Local artist Nanci Killingsworth has been showing her unique “Mountain Girl Mosiacs” at the Idyllwild Harvest Festival for the past several years. For weeks, she’s been making lots of items for the 2-day event, including plates, bowls, cups and ornaments.
Killingsworth takes great care to set up her space, with shelves and table display mounts.
“This is the biggest event of the year for me,” she says.
Thoughout the year, Killingsworh collects broken glass and pieces of clay pots to make her mosiacs.
“Friends and strangers leave bags of broken glass and pots at my front gate,” Killingsworth says with a laugh. “It makes for a nice mix of materials for my mosiacs.”

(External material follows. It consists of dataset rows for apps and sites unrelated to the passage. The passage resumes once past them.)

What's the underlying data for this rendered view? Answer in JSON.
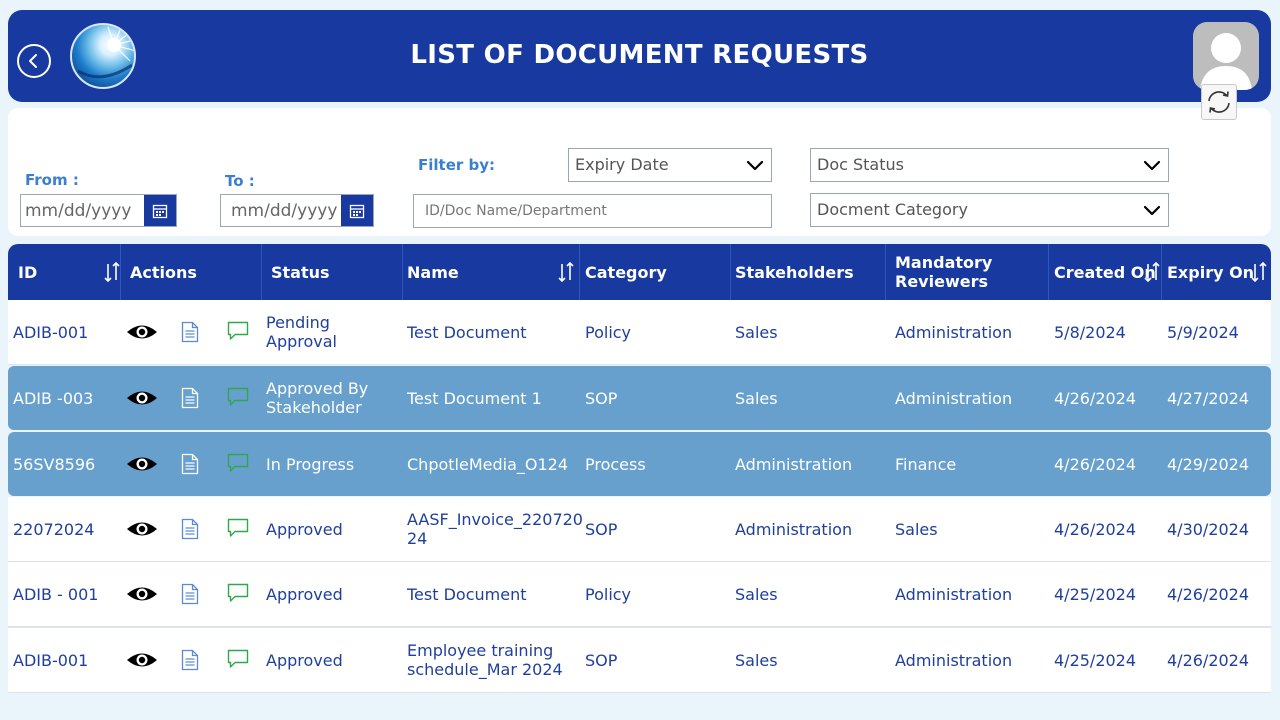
{
  "header": {
    "title": "LIST OF DOCUMENT REQUESTS"
  },
  "filters": {
    "from_label": "From :",
    "to_label": "To :",
    "date_placeholder": "mm/dd/yyyy",
    "filter_by_label": "Filter by:",
    "filter_by_value": "Expiry Date",
    "doc_status_value": "Doc Status",
    "search_placeholder": "ID/Doc Name/Department",
    "category_value": "Docment Category"
  },
  "table": {
    "columns": {
      "id": "ID",
      "actions": "Actions",
      "status": "Status",
      "name": "Name",
      "category": "Category",
      "stakeholders": "Stakeholders",
      "reviewers": "Mandatory Reviewers",
      "created": "Created On",
      "expiry": "Expiry On"
    },
    "rows": [
      {
        "id": "ADIB-001",
        "status": "Pending Approval",
        "name": "Test Document",
        "category": "Policy",
        "stakeholders": "Sales",
        "reviewers": "Administration",
        "created": "5/8/2024",
        "expiry": "5/9/2024"
      },
      {
        "id": "ADIB -003",
        "status": "Approved By Stakeholder",
        "name": "Test Document 1",
        "category": "SOP",
        "stakeholders": "Sales",
        "reviewers": "Administration",
        "created": "4/26/2024",
        "expiry": "4/27/2024"
      },
      {
        "id": "56SV8596",
        "status": "In Progress",
        "name": "ChpotleMedia_O124",
        "category": "Process",
        "stakeholders": "Administration",
        "reviewers": "Finance",
        "created": "4/26/2024",
        "expiry": "4/29/2024"
      },
      {
        "id": "22072024",
        "status": "Approved",
        "name": "AASF_Invoice_220720 24",
        "category": "SOP",
        "stakeholders": "Administration",
        "reviewers": "Sales",
        "created": "4/26/2024",
        "expiry": "4/30/2024"
      },
      {
        "id": "ADIB - 001",
        "status": "Approved",
        "name": "Test Document",
        "category": "Policy",
        "stakeholders": "Sales",
        "reviewers": "Administration",
        "created": "4/25/2024",
        "expiry": "4/26/2024"
      },
      {
        "id": "ADIB-001",
        "status": "Approved",
        "name": "Employee training schedule_Mar 2024",
        "category": "SOP",
        "stakeholders": "Sales",
        "reviewers": "Administration",
        "created": "4/25/2024",
        "expiry": "4/26/2024"
      }
    ]
  },
  "colors": {
    "primary": "#1739a0",
    "accent": "#3a7fcf",
    "selected_row": "#67a0cd",
    "text": "#1f3f9e"
  },
  "icons": [
    "back-arrow-icon",
    "calendar-icon",
    "chevron-down-icon",
    "refresh-icon",
    "sort-icon",
    "eye-icon",
    "document-icon",
    "comment-icon",
    "user-icon"
  ]
}
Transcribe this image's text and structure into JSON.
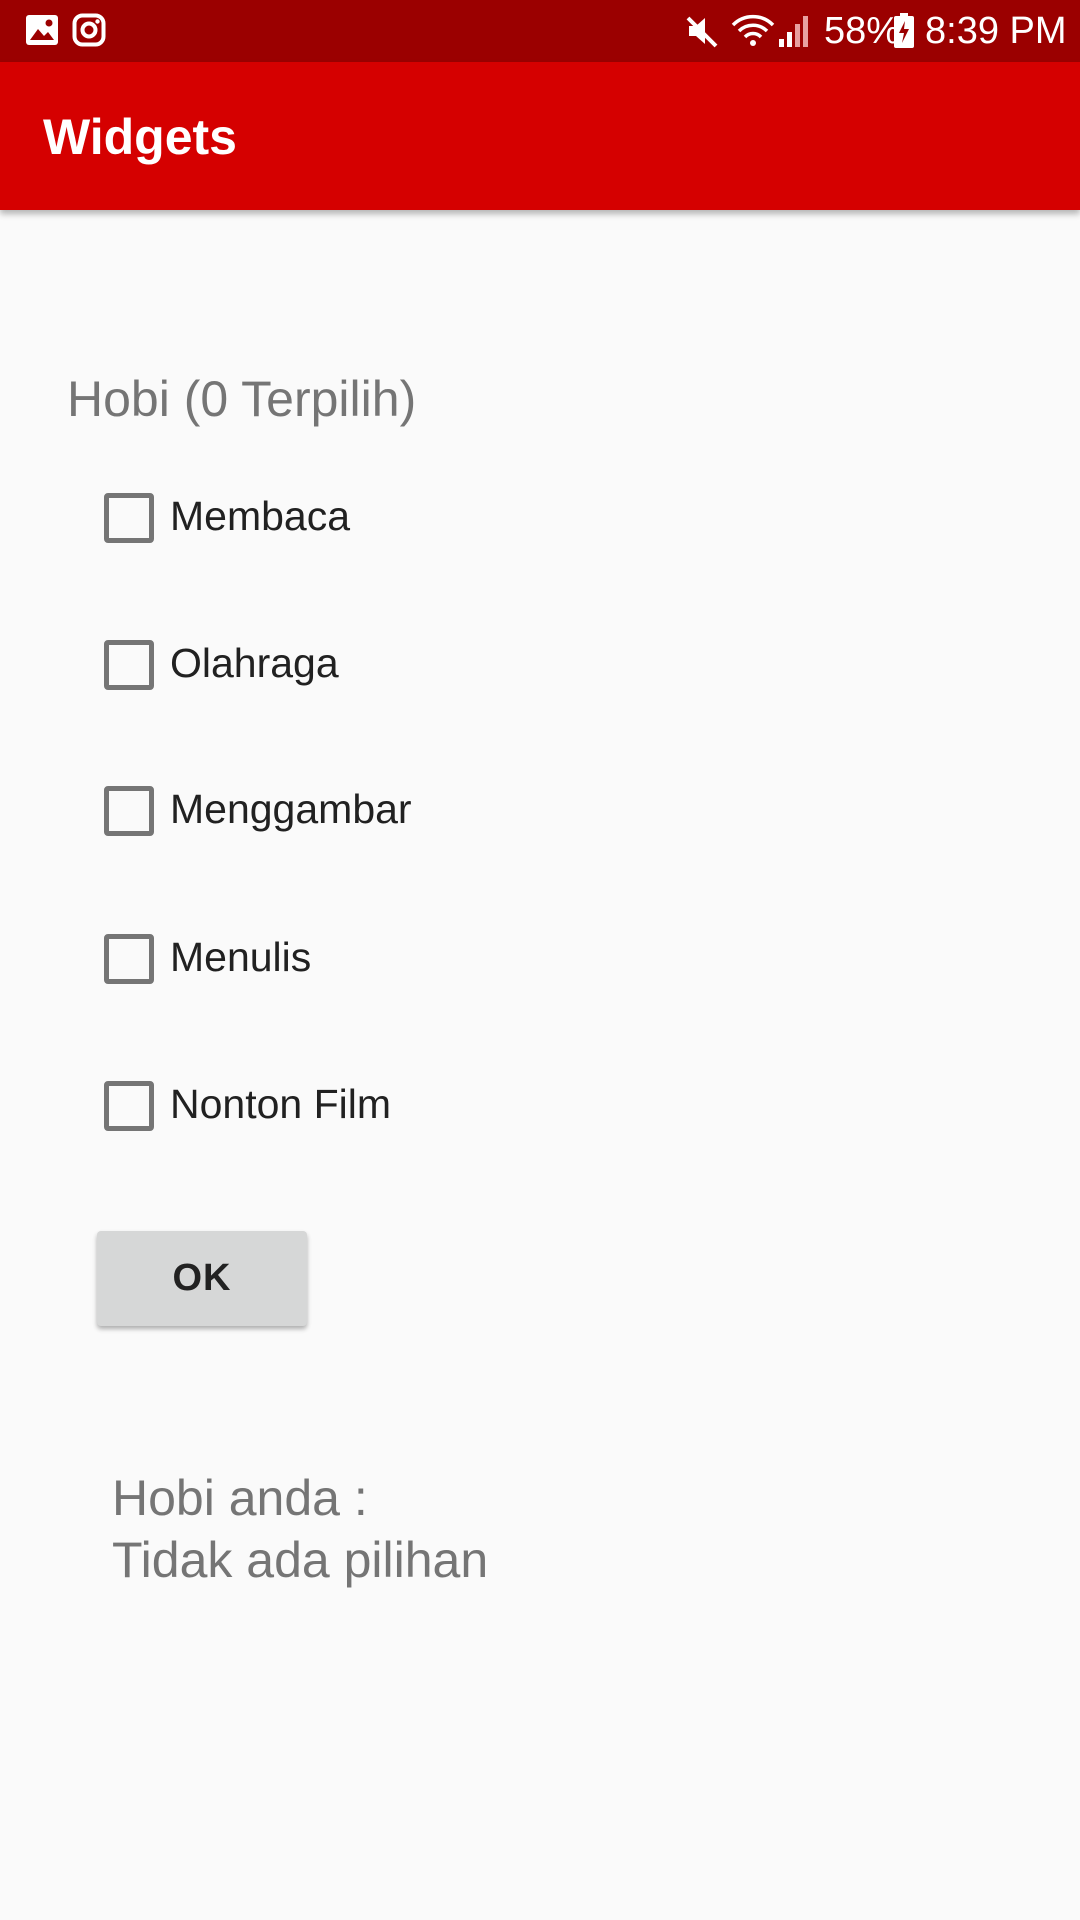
{
  "status_bar": {
    "battery": "58%",
    "time": "8:39 PM",
    "left_icons": [
      "gallery-icon",
      "instagram-icon"
    ],
    "right_icons": [
      "mute-icon",
      "wifi-icon",
      "signal-icon",
      "battery-charging-icon"
    ],
    "background": "#9b0000"
  },
  "app_bar": {
    "title": "Widgets",
    "background": "#d50000"
  },
  "hobbies": {
    "title": "Hobi (0 Terpilih)",
    "options": [
      {
        "label": "Membaca",
        "checked": false
      },
      {
        "label": "Olahraga",
        "checked": false
      },
      {
        "label": "Menggambar",
        "checked": false
      },
      {
        "label": "Menulis",
        "checked": false
      },
      {
        "label": "Nonton Film",
        "checked": false
      }
    ]
  },
  "ok_button": {
    "label": "OK"
  },
  "result": {
    "heading": "Hobi anda :",
    "value": "Tidak ada pilihan"
  }
}
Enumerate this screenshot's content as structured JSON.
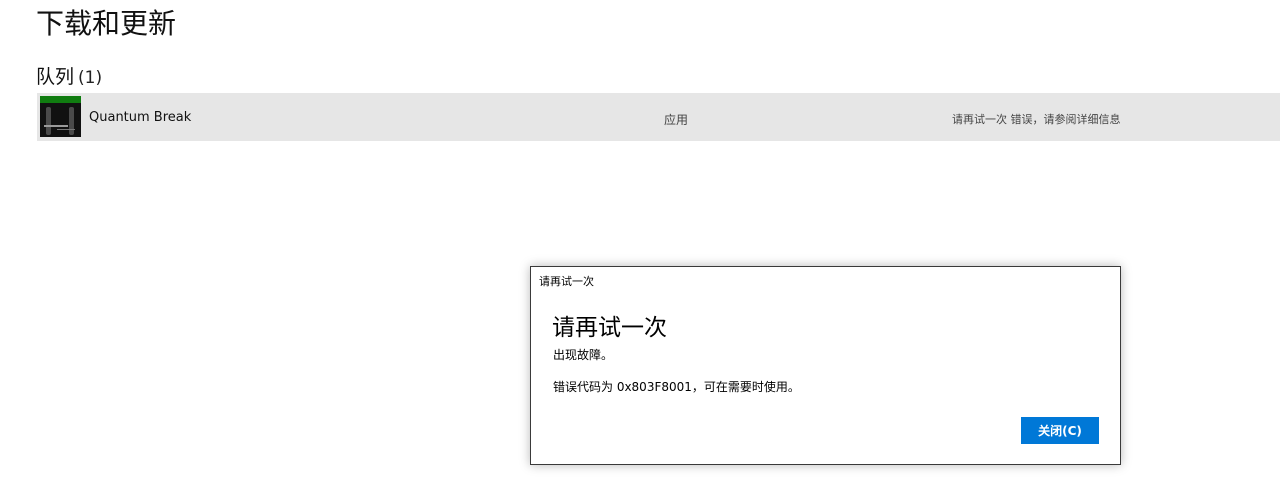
{
  "page": {
    "title": "下载和更新"
  },
  "queue": {
    "heading": "队列",
    "count": "(1)",
    "items": [
      {
        "name": "Quantum Break",
        "type": "应用",
        "status": "请再试一次 错误，请参阅详细信息",
        "thumbnail_icon": "quantum-break-cover-icon"
      }
    ]
  },
  "dialog": {
    "caption": "请再试一次",
    "heading": "请再试一次",
    "message": "出现故障。",
    "error_code_text": "错误代码为 0x803F8001，可在需要时使用。",
    "close_label": "关闭(C)"
  },
  "colors": {
    "accent": "#0078d7",
    "row_background": "#e6e6e6",
    "xbox_green": "#107c10"
  }
}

Besides arts and crafts, the Harvest Festival will feature live music by Local Color and have about a dozen homemade gift baskets that will be raffled off. Raffle tickets will be sold for $1 each. Several vendors have donated gift baskets, including the Idyllwild Jazz Festival, In the Bag from Palm Springs, and local merchants for a weekend getaway in Idyllwild.
The Rotary is also raffling off a homemade quilt and a carved wooden bear created by local sculptor David Roy.
“It’s really a great festival because the proceeds go to a good cause,” Miller adds.
The event raises about $5,000, Miller says, which is given out mostly for scholarships, including students from Hemet High School and Idyllwild Arts who are going to college. Some is given to the Idyllwild Help Center Food Pantry, and the new Community Center.
The 47th Annual Idyllwild Harvest Festival will be held on Friday, Nov. 29 and Saturday, Nov. 30, starting at 9 a.m. The event is free and open to the public. It’s located at the Town Hall at 25925 Cedar Street in Idyllwild (down the street from Hidden Gardens Chinese Restaurant).
For more information, call Dawn Miller at (951) 659-0444 or visit www.idyllwildharvestfestival.com.
Copyright Marcia Gawecki Art. All rights reserved.